Task description: Report each line of the records where "fraction" occurs.

::: Exercise materials :::

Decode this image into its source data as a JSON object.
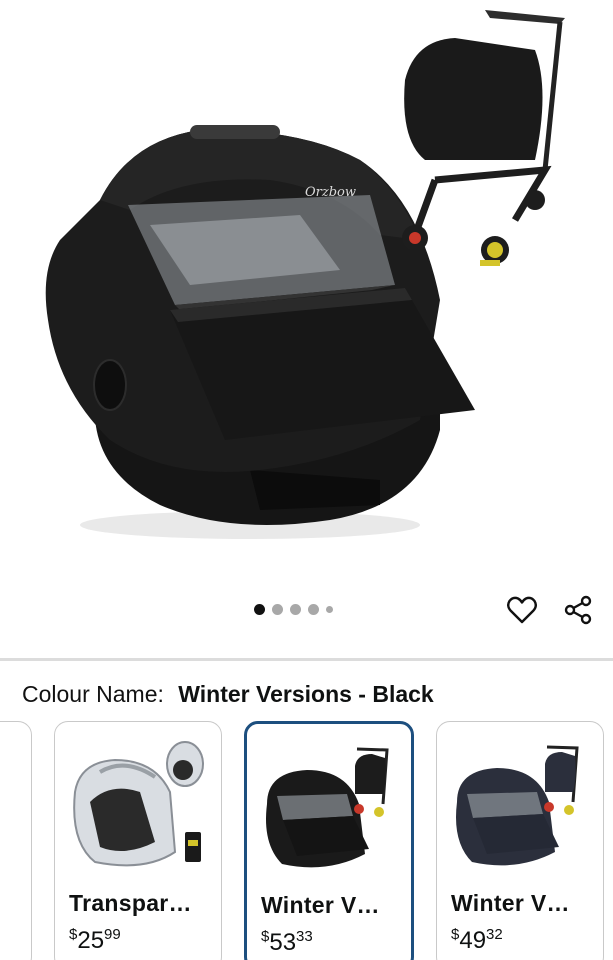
{
  "product": {
    "brand_logo_text": "Orzbow",
    "carousel": {
      "image_count": 5,
      "active_index": 0
    }
  },
  "actions": {
    "wishlist_icon": "heart-outline-icon",
    "share_icon": "share-icon"
  },
  "colour": {
    "label": "Colour Name:",
    "selected_value": "Winter Versions - Black"
  },
  "swatches": [
    {
      "title": "Transpar…",
      "currency": "$",
      "whole": "25",
      "fraction": "99",
      "selected": false
    },
    {
      "title": "Winter V…",
      "currency": "$",
      "whole": "53",
      "fraction": "33",
      "selected": true
    },
    {
      "title": "Winter V…",
      "currency": "$",
      "whole": "49",
      "fraction": "32",
      "selected": false
    }
  ],
  "colors": {
    "selected_border": "#1d4f7f",
    "cover_black": "#1a1a1a",
    "cover_navy": "#2b2f3c",
    "dot_active": "#111111",
    "dot_inactive": "#a8a8a8"
  }
}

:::

Exercise response:
      "fraction": "99",
      "fraction": "33",
      "fraction": "32",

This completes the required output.